→ Data excerpts:
════
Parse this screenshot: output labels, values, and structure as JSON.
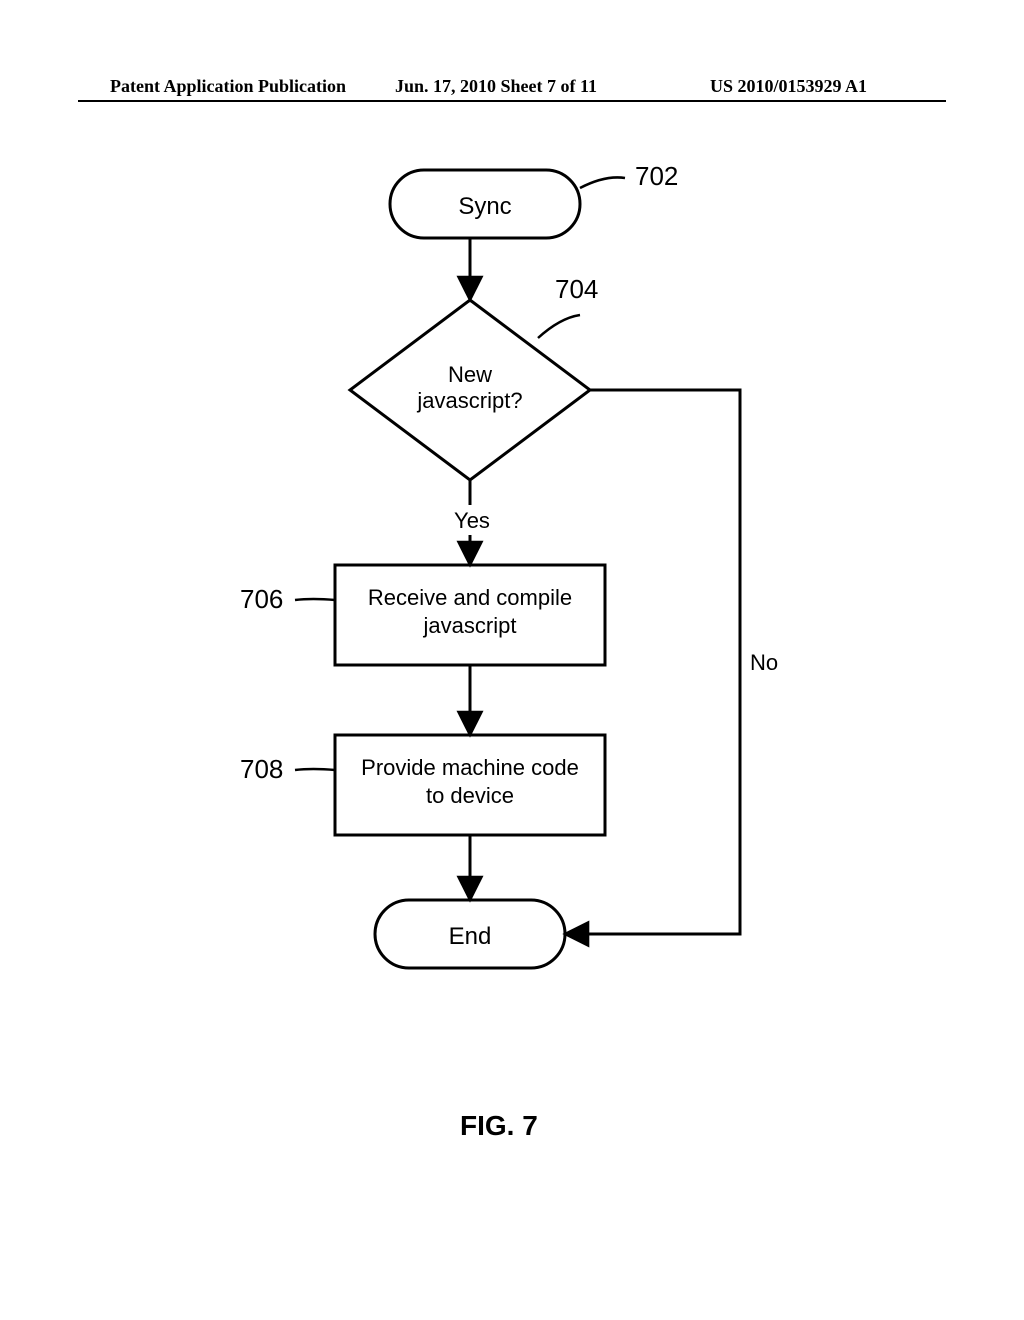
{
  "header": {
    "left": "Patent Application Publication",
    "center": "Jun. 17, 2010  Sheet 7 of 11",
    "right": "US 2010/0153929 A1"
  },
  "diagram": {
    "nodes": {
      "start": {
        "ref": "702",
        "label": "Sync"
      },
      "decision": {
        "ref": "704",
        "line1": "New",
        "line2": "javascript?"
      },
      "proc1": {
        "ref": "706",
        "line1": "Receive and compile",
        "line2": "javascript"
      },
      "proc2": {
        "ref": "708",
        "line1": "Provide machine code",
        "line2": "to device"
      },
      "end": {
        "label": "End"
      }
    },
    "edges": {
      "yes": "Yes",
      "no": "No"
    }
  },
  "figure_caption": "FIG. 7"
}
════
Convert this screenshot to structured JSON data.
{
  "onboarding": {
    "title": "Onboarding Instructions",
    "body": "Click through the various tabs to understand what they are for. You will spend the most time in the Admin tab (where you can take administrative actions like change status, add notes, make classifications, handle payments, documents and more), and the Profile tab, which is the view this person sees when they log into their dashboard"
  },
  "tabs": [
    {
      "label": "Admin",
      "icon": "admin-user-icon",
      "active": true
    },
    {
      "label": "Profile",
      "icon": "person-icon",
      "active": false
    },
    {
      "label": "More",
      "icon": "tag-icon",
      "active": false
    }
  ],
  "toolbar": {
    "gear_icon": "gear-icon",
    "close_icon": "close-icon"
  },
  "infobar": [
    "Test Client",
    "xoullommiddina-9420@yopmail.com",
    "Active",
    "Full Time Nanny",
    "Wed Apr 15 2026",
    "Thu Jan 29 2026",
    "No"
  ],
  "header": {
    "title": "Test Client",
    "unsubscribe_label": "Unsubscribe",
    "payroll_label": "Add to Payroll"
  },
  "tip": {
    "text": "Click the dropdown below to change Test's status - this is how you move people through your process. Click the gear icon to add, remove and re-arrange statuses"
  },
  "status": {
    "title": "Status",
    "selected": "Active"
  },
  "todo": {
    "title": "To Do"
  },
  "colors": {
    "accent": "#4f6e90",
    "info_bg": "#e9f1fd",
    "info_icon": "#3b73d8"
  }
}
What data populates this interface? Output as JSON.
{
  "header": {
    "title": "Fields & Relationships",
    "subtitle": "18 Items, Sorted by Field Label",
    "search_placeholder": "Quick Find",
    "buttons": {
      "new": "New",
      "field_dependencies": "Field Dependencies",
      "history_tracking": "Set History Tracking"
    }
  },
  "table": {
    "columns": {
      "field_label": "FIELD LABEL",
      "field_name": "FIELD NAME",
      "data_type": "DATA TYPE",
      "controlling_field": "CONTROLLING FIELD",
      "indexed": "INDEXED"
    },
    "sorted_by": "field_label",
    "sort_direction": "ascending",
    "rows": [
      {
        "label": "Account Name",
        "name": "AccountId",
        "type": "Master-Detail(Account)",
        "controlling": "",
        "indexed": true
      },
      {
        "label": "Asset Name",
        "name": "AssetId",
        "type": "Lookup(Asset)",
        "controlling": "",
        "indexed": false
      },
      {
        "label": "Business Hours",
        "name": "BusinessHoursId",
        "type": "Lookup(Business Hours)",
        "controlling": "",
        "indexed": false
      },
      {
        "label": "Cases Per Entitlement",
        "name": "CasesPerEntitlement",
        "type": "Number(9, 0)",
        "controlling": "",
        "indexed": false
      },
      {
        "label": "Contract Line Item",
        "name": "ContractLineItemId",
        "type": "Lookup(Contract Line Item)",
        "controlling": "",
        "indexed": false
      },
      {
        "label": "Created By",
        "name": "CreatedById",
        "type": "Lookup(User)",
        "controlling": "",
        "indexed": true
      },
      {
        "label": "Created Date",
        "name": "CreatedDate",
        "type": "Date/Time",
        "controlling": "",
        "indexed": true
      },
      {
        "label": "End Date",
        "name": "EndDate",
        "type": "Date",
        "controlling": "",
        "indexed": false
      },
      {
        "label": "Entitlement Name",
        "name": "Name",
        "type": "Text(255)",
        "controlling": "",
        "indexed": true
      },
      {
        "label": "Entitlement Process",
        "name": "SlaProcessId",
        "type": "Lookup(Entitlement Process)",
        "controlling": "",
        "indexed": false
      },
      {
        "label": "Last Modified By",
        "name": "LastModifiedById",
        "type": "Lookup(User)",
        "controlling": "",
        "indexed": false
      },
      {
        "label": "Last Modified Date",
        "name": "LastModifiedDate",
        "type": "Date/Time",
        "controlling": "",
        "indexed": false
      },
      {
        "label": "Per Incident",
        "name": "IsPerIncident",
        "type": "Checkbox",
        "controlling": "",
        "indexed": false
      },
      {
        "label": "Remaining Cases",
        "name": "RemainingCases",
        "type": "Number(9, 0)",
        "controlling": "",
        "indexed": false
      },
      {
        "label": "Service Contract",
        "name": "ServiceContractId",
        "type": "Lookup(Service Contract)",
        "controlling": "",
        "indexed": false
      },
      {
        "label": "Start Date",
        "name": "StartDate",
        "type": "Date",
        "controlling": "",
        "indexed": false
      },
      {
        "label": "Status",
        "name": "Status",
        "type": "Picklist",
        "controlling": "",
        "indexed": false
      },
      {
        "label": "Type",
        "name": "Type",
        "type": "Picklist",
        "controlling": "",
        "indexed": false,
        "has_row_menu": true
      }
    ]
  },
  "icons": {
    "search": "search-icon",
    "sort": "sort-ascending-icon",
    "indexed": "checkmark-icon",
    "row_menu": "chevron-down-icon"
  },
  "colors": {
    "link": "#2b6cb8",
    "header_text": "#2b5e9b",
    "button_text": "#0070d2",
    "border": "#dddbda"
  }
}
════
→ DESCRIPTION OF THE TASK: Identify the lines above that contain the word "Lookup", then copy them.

→ EXPECTED OUTPUT:
        "type": "Lookup(Asset)",
        "type": "Lookup(Business Hours)",
        "type": "Lookup(Contract Line Item)",
        "type": "Lookup(User)",
        "type": "Lookup(Entitlement Process)",
        "type": "Lookup(User)",
        "type": "Lookup(Service Contract)",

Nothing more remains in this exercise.